         We conclude that the "original judgment" as that term is used in HRS § 657-5 is the circuit court's September 22, 2003, judgment. The circuit court's judgment created "the rights and responsibilities that the moving party [(UPW)] is seeking to enforce and extend[, ]" and its entry on September 22, 2003, resulted in "a valid and enforceable judgment." Estate of Roxas v. Marcos, 121 Hawai'i 59, 67, 71, 214 P.3d 598, 606, 610 (2009) (discussing the requirements for an "original judgment" under HRS § 657-5). We further conclude that the supreme court's stay of the circuit court's judgment pending appeal tolled the running of the ten-year time period for seeking an extension of the circuit court's judgment for 348 days -- from the supreme court's granting of the stay on May 6, 2004, until the supreme court terminated the stay by filing its judgment on appeal on April 18, 2005. Therefore, UPW had ten years plus 348 days from the entry of the circuit court's September 22, 2003, judgment, that is, until September 4, 2014, to seek an extension of the circuit court's judgment. UPW, however, did not file its motion to extend judgment until March 19, 2015. Accordingly, we hold that UPW's motion to extend the "original judgment" under HRS § 657-5 was untimely and that the circuit court properly denied the motion.

         BACKGROUND

         I.

         On April 19, 2002, UPW filed a prohibited practice complaint with the Hawai'i Labor Relations Board (HLRB) against then Mayor, Jeremy Harris, and other officials of the City and County of Honolulu (collectively, City)[2] regarding an alleged agreement to restore and expand public refuse collection operations on O'ahu. In its Decision No. 440 issued on February 11, 2003, in Case No. CE-01-500, the HLRB concluded that the City had committed a prohibited practice by failing to honor and implement its contractual obligations "to avoid displacements as well as a surplus of manual refuse workers by proceeding in good faith to restore collection services for the City which had been privatized, expand services to businesses, condominiums, and churches, and compete with private haulers to contract services for miliary bases and public schools." The HLRB, however, excused the City's nonperformance of its contractual obligations based on the frustration of purpose doctrine. The HLRB further ruled that "[t]he circumstances that currently frustrate the objective of the [City's agreement with UPW] may be removed" by the Hawai'i Supreme Court's reversal of the HLRB's decision in a separate case, Case No. CE-01-465, in which event the City's "contractual obligations would again attach."

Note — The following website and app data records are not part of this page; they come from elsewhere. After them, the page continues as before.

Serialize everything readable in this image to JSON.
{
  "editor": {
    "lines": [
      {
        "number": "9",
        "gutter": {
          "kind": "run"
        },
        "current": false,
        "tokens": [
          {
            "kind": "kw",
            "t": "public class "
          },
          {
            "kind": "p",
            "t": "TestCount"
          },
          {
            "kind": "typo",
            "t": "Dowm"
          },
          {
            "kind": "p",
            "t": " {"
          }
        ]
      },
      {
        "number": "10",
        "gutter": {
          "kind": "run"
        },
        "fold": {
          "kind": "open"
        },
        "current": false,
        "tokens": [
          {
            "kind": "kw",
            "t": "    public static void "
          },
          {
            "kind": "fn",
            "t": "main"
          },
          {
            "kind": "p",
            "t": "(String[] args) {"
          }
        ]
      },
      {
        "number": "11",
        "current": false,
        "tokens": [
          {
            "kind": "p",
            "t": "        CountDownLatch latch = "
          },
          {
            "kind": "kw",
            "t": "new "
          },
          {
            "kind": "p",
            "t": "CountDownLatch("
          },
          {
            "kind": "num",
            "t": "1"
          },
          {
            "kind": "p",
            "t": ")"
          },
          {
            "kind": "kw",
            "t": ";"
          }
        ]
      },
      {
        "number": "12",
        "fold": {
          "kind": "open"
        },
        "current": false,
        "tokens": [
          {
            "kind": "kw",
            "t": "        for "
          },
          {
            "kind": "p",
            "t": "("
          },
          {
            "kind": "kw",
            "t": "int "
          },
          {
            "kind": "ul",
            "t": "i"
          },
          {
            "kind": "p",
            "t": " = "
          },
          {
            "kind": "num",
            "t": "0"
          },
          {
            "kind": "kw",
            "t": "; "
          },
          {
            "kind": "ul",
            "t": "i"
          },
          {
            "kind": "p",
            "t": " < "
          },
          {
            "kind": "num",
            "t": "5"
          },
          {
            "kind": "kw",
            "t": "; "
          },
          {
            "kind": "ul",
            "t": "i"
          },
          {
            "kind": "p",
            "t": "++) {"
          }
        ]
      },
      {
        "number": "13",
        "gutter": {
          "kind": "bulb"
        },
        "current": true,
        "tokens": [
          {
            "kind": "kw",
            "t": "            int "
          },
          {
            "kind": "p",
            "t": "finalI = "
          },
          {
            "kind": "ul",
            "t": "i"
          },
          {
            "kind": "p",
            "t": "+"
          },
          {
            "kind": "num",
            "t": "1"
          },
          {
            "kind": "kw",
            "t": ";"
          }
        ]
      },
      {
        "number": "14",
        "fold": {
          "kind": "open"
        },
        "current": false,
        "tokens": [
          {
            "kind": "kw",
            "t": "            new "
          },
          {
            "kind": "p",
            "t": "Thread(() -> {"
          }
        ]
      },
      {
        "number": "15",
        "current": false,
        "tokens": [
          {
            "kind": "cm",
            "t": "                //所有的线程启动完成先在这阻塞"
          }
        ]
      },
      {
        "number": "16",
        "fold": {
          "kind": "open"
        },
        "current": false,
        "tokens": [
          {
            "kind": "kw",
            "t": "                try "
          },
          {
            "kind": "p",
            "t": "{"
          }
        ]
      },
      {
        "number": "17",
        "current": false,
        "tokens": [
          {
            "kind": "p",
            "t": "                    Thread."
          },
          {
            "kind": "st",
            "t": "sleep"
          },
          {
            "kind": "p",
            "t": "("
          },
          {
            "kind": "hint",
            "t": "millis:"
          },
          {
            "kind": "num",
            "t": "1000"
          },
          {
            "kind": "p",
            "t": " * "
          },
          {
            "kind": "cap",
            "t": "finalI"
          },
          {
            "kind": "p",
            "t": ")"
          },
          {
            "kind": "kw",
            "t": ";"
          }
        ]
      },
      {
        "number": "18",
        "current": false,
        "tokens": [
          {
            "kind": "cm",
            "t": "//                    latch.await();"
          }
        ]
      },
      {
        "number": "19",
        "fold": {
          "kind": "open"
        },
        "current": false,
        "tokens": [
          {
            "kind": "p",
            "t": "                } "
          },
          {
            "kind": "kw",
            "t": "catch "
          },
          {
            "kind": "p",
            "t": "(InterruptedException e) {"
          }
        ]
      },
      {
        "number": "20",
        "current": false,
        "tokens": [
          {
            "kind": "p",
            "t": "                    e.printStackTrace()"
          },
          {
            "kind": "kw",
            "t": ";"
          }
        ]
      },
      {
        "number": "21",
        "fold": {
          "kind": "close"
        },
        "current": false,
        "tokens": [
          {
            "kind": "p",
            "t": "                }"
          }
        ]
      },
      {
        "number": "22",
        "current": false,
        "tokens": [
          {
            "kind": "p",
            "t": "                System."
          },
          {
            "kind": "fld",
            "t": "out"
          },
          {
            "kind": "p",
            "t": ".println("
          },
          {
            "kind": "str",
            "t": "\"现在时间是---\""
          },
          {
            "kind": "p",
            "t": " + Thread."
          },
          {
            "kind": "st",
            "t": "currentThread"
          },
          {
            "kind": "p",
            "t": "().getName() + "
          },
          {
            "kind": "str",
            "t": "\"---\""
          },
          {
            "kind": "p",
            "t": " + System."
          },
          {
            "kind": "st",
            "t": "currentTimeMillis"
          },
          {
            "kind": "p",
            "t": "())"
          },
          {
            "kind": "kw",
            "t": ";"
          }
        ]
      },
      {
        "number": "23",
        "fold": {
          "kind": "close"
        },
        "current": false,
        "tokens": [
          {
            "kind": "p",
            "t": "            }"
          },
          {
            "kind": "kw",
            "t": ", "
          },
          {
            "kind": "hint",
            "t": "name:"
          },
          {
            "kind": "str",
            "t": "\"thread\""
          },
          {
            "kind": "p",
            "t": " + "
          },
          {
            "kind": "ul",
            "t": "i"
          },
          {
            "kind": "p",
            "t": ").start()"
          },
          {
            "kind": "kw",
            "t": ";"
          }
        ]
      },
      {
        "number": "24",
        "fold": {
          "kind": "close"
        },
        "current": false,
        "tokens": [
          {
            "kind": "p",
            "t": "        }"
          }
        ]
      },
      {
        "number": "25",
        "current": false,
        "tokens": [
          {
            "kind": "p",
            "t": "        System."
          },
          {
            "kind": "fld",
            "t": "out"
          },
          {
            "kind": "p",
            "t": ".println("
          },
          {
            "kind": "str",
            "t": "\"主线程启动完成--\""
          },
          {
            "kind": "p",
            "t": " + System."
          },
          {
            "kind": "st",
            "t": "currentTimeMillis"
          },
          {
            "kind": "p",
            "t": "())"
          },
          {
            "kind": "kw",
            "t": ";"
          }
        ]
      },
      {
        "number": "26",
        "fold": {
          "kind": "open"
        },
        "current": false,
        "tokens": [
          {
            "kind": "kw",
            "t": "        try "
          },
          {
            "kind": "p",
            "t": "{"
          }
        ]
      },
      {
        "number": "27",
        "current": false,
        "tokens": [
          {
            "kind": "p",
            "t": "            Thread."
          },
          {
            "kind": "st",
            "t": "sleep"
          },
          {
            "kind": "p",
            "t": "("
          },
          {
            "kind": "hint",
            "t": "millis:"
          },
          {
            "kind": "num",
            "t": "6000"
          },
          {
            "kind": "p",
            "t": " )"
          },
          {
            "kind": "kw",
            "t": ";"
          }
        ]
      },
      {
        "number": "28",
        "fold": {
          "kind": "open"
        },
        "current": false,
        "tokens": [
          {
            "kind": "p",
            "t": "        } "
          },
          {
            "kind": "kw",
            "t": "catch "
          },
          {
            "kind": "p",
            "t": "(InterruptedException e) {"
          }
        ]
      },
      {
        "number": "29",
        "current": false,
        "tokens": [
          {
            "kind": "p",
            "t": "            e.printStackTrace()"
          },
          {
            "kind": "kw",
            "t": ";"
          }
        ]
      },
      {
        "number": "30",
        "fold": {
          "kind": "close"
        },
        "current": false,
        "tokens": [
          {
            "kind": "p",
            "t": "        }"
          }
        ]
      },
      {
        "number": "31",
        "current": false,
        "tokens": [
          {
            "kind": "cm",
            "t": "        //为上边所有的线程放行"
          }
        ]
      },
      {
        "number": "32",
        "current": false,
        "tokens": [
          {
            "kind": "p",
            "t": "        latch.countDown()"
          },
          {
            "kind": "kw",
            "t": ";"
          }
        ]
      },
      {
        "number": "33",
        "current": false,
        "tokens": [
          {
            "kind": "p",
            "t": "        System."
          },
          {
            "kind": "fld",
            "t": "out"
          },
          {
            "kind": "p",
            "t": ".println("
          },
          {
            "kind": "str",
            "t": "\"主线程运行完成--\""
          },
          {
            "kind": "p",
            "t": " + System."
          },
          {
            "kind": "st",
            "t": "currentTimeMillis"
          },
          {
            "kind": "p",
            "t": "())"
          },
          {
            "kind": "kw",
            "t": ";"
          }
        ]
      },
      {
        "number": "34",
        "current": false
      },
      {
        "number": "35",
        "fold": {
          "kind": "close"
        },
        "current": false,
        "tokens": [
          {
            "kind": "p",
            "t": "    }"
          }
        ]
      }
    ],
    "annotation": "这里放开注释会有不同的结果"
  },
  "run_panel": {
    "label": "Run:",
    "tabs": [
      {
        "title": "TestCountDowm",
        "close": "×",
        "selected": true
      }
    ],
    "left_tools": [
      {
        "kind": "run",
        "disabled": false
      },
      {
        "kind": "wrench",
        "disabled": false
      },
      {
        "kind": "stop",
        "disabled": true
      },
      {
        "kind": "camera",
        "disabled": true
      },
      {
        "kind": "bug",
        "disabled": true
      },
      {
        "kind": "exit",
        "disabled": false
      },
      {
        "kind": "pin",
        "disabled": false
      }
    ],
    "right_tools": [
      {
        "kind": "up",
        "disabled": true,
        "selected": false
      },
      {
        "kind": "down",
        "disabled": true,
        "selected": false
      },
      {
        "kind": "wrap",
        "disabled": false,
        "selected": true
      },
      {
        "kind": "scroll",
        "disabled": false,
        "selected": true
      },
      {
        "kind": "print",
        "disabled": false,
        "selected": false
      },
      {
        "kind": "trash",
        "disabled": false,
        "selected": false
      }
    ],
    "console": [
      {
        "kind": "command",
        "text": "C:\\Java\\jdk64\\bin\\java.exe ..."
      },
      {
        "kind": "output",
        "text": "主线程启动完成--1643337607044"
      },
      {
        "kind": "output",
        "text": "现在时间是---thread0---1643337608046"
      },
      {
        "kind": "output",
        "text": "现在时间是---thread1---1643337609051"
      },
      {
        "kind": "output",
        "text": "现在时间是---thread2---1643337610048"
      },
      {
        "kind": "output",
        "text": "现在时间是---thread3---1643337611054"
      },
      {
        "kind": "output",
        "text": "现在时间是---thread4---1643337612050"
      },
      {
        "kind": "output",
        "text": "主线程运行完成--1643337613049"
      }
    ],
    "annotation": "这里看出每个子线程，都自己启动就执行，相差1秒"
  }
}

         II.

         On March 13, 2003, UPW appealed the HLRB's Decision No. 440 to the circuit court. On September 17, 2003, the circuit court[3] issued its "Findings of Fact, Conclusions of Law and Order Reversing and Modifying in Part, and Affirming and Enforcing in Part [the HLRB's] Decision No. 440 . . ." (September 17, 2003, Order). In its September 17, 2003, Order, the circuit court held that the HLRB erred in its application of the frustration of purpose doctrine to excuse the City's noncompliance with its agreement with UPW. The circuit court reversed the HLRB's decision solely with respect to the HLRB's invocation and application of the frustration of purpose doctrine and affirmed the HLRB's decision in all other respects. The circuit court ordered that the City

cease and desist from repudiating the agreement with UPW and shall in good faith "restore collection services for the City which had been privatized, . . . expand services to businesses, condominiums, and churches[, ] and compete with private haulers to contract services for military bases and public schools" as set forth in [the HLRB's] Decision 440[.]

         Pursuant to its September 17, 2003, Order, the circuit court entered its judgment in favor of UPW and against the City on ...


Buy This Entire Record For $7.95

Download the entire decision to receive the complete text, official citation,
docket number, dissents and concurrences, and footnotes for this case.

Learn more about what you receive with purchase of this case.